[Start of Attachment]
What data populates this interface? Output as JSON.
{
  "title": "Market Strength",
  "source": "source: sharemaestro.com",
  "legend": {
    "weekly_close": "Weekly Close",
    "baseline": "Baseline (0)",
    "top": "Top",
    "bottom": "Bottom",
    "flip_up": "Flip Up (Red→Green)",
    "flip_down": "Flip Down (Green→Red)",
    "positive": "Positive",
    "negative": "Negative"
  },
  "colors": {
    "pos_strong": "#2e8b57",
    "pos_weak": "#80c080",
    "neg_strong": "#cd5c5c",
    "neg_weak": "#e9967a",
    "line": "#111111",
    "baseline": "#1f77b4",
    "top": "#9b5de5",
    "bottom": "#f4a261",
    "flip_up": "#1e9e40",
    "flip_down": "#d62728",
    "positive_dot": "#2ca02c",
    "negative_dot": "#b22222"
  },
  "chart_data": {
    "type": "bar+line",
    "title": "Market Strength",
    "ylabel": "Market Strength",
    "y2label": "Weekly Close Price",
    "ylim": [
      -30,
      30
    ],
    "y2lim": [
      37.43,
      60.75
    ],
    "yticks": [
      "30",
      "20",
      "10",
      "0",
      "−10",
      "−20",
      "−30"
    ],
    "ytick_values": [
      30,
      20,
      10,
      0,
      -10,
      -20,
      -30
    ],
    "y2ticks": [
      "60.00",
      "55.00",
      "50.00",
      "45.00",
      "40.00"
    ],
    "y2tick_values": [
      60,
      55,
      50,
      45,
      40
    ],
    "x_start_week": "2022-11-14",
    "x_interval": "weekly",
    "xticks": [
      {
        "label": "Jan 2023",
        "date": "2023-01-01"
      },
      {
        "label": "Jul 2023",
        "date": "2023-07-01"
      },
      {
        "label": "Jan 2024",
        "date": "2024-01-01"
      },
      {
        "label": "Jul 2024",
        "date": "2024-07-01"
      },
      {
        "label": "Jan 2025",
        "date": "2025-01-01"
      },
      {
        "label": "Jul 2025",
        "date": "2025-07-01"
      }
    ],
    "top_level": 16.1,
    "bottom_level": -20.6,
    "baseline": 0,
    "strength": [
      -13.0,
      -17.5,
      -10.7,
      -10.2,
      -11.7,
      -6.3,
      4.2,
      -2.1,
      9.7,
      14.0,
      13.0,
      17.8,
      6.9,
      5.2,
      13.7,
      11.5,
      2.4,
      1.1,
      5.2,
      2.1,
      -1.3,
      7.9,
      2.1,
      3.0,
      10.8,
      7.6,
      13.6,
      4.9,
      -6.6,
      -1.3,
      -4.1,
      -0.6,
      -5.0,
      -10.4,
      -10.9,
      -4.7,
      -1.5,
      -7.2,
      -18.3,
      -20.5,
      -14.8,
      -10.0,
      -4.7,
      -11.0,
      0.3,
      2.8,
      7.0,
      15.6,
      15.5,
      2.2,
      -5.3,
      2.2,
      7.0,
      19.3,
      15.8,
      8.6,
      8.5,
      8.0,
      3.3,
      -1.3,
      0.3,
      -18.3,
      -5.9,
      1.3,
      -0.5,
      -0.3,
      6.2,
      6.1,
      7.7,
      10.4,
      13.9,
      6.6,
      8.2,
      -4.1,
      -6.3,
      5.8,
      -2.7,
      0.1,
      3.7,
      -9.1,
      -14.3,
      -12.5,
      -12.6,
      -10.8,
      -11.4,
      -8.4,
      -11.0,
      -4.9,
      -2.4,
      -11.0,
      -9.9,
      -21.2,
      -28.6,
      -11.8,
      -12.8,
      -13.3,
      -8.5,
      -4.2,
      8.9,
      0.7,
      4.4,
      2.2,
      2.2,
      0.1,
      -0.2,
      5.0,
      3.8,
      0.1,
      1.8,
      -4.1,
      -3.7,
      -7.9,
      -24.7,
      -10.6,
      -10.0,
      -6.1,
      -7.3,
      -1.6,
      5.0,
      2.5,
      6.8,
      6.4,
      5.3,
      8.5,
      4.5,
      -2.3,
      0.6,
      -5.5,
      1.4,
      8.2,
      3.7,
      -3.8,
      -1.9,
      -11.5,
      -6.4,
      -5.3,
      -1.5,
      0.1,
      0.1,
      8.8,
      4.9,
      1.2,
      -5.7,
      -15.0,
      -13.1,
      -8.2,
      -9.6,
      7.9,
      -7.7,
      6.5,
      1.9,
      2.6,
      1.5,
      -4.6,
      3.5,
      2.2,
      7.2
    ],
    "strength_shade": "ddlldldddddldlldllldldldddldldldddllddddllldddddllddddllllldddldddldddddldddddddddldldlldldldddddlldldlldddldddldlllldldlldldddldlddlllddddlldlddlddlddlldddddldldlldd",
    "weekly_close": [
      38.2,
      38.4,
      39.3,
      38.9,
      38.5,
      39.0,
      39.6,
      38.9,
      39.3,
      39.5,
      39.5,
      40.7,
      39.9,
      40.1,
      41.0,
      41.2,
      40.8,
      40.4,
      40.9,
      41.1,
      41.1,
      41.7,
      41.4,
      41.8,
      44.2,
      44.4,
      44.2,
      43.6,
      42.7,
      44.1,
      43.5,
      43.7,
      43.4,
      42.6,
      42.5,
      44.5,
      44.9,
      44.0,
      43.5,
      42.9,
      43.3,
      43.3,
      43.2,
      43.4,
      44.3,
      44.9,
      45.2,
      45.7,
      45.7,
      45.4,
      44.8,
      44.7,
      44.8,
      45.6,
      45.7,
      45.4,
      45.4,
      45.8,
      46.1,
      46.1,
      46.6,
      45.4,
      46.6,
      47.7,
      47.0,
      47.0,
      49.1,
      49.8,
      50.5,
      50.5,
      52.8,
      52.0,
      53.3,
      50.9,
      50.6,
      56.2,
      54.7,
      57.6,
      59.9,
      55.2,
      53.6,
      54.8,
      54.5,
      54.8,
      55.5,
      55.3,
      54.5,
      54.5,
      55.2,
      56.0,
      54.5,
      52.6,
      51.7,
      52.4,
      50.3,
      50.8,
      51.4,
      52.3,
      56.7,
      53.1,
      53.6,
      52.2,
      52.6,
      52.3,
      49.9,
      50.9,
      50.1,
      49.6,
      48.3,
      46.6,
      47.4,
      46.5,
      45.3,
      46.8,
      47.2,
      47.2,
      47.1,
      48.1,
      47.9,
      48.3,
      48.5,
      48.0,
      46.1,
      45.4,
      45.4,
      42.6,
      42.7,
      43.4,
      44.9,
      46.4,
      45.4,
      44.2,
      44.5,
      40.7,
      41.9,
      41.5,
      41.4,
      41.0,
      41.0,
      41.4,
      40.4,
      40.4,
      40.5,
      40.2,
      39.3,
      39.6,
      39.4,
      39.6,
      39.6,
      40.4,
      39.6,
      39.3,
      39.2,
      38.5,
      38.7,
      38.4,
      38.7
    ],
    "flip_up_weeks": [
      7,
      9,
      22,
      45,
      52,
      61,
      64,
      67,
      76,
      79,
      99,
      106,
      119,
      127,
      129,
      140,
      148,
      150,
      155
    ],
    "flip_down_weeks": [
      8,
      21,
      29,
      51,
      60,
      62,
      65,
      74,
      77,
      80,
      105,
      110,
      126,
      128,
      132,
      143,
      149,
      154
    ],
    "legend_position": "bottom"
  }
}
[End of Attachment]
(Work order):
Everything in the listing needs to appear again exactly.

(Exercise answer):
What data populates this interface? Output as JSON.
{
  "title": "Market Strength",
  "source": "source: sharemaestro.com",
  "legend": {
    "weekly_close": "Weekly Close",
    "baseline": "Baseline (0)",
    "top": "Top",
    "bottom": "Bottom",
    "flip_up": "Flip Up (Red→Green)",
    "flip_down": "Flip Down (Green→Red)",
    "positive": "Positive",
    "negative": "Negative"
  },
  "colors": {
    "pos_strong": "#2e8b57",
    "pos_weak": "#80c080",
    "neg_strong": "#cd5c5c",
    "neg_weak": "#e9967a",
    "line": "#111111",
    "baseline": "#1f77b4",
    "top": "#9b5de5",
    "bottom": "#f4a261",
    "flip_up": "#1e9e40",
    "flip_down": "#d62728",
    "positive_dot": "#2ca02c",
    "negative_dot": "#b22222"
  },
  "chart_data": {
    "type": "bar+line",
    "title": "Market Strength",
    "ylabel": "Market Strength",
    "y2label": "Weekly Close Price",
    "ylim": [
      -30,
      30
    ],
    "y2lim": [
      37.43,
      60.75
    ],
    "yticks": [
      "30",
      "20",
      "10",
      "0",
      "−10",
      "−20",
      "−30"
    ],
    "ytick_values": [
      30,
      20,
      10,
      0,
      -10,
      -20,
      -30
    ],
    "y2ticks": [
      "60.00",
      "55.00",
      "50.00",
      "45.00",
      "40.00"
    ],
    "y2tick_values": [
      60,
      55,
      50,
      45,
      40
    ],
    "x_start_week": "2022-11-14",
    "x_interval": "weekly",
    "xticks": [
      {
        "label": "Jan 2023",
        "date": "2023-01-01"
      },
      {
        "label": "Jul 2023",
        "date": "2023-07-01"
      },
      {
        "label": "Jan 2024",
        "date": "2024-01-01"
      },
      {
        "label": "Jul 2024",
        "date": "2024-07-01"
      },
      {
        "label": "Jan 2025",
        "date": "2025-01-01"
      },
      {
        "label": "Jul 2025",
        "date": "2025-07-01"
      }
    ],
    "top_level": 16.1,
    "bottom_level": -20.6,
    "baseline": 0,
    "strength": [
      -13.0,
      -17.5,
      -10.7,
      -10.2,
      -11.7,
      -6.3,
      4.2,
      -2.1,
      9.7,
      14.0,
      13.0,
      17.8,
      6.9,
      5.2,
      13.7,
      11.5,
      2.4,
      1.1,
      5.2,
      2.1,
      -1.3,
      7.9,
      2.1,
      3.0,
      10.8,
      7.6,
      13.6,
      4.9,
      -6.6,
      -1.3,
      -4.1,
      -0.6,
      -5.0,
      -10.4,
      -10.9,
      -4.7,
      -1.5,
      -7.2,
      -18.3,
      -20.5,
      -14.8,
      -10.0,
      -4.7,
      -11.0,
      0.3,
      2.8,
      7.0,
      15.6,
      15.5,
      2.2,
      -5.3,
      2.2,
      7.0,
      19.3,
      15.8,
      8.6,
      8.5,
      8.0,
      3.3,
      -1.3,
      0.3,
      -18.3,
      -5.9,
      1.3,
      -0.5,
      -0.3,
      6.2,
      6.1,
      7.7,
      10.4,
      13.9,
      6.6,
      8.2,
      -4.1,
      -6.3,
      5.8,
      -2.7,
      0.1,
      3.7,
      -9.1,
      -14.3,
      -12.5,
      -12.6,
      -10.8,
      -11.4,
      -8.4,
      -11.0,
      -4.9,
      -2.4,
      -11.0,
      -9.9,
      -21.2,
      -28.6,
      -11.8,
      -12.8,
      -13.3,
      -8.5,
      -4.2,
      8.9,
      0.7,
      4.4,
      2.2,
      2.2,
      0.1,
      -0.2,
      5.0,
      3.8,
      0.1,
      1.8,
      -4.1,
      -3.7,
      -7.9,
      -24.7,
      -10.6,
      -10.0,
      -6.1,
      -7.3,
      -1.6,
      5.0,
      2.5,
      6.8,
      6.4,
      5.3,
      8.5,
      4.5,
      -2.3,
      0.6,
      -5.5,
      1.4,
      8.2,
      3.7,
      -3.8,
      -1.9,
      -11.5,
      -6.4,
      -5.3,
      -1.5,
      0.1,
      0.1,
      8.8,
      4.9,
      1.2,
      -5.7,
      -15.0,
      -13.1,
      -8.2,
      -9.6,
      7.9,
      -7.7,
      6.5,
      1.9,
      2.6,
      1.5,
      -4.6,
      3.5,
      2.2,
      7.2
    ],
    "strength_shade": "ddlldldddddldlldllldldldddldldldddllddddllldddddllddddllllldddldddldddddldddddddddldldlldldldddddlldldlldddldddldlllldldlldldddldlddlllddddlldlddlddlddlldddddldldlldd",
    "weekly_close": [
      38.2,
      38.4,
      39.3,
      38.9,
      38.5,
      39.0,
      39.6,
      38.9,
      39.3,
      39.5,
      39.5,
      40.7,
      39.9,
      40.1,
      41.0,
      41.2,
      40.8,
      40.4,
      40.9,
      41.1,
      41.1,
      41.7,
      41.4,
      41.8,
      44.2,
      44.4,
      44.2,
      43.6,
      42.7,
      44.1,
      43.5,
      43.7,
      43.4,
      42.6,
      42.5,
      44.5,
      44.9,
      44.0,
      43.5,
      42.9,
      43.3,
      43.3,
      43.2,
      43.4,
      44.3,
      44.9,
      45.2,
      45.7,
      45.7,
      45.4,
      44.8,
      44.7,
      44.8,
      45.6,
      45.7,
      45.4,
      45.4,
      45.8,
      46.1,
      46.1,
      46.6,
      45.4,
      46.6,
      47.7,
      47.0,
      47.0,
      49.1,
      49.8,
      50.5,
      50.5,
      52.8,
      52.0,
      53.3,
      50.9,
      50.6,
      56.2,
      54.7,
      57.6,
      59.9,
      55.2,
      53.6,
      54.8,
      54.5,
      54.8,
      55.5,
      55.3,
      54.5,
      54.5,
      55.2,
      56.0,
      54.5,
      52.6,
      51.7,
      52.4,
      50.3,
      50.8,
      51.4,
      52.3,
      56.7,
      53.1,
      53.6,
      52.2,
      52.6,
      52.3,
      49.9,
      50.9,
      50.1,
      49.6,
      48.3,
      46.6,
      47.4,
      46.5,
      45.3,
      46.8,
      47.2,
      47.2,
      47.1,
      48.1,
      47.9,
      48.3,
      48.5,
      48.0,
      46.1,
      45.4,
      45.4,
      42.6,
      42.7,
      43.4,
      44.9,
      46.4,
      45.4,
      44.2,
      44.5,
      40.7,
      41.9,
      41.5,
      41.4,
      41.0,
      41.0,
      41.4,
      40.4,
      40.4,
      40.5,
      40.2,
      39.3,
      39.6,
      39.4,
      39.6,
      39.6,
      40.4,
      39.6,
      39.3,
      39.2,
      38.5,
      38.7,
      38.4,
      38.7
    ],
    "flip_up_weeks": [
      7,
      9,
      22,
      45,
      52,
      61,
      64,
      67,
      76,
      79,
      99,
      106,
      119,
      127,
      129,
      140,
      148,
      150,
      155
    ],
    "flip_down_weeks": [
      8,
      21,
      29,
      51,
      60,
      62,
      65,
      74,
      77,
      80,
      105,
      110,
      126,
      128,
      132,
      143,
      149,
      154
    ],
    "legend_position": "bottom"
  }
}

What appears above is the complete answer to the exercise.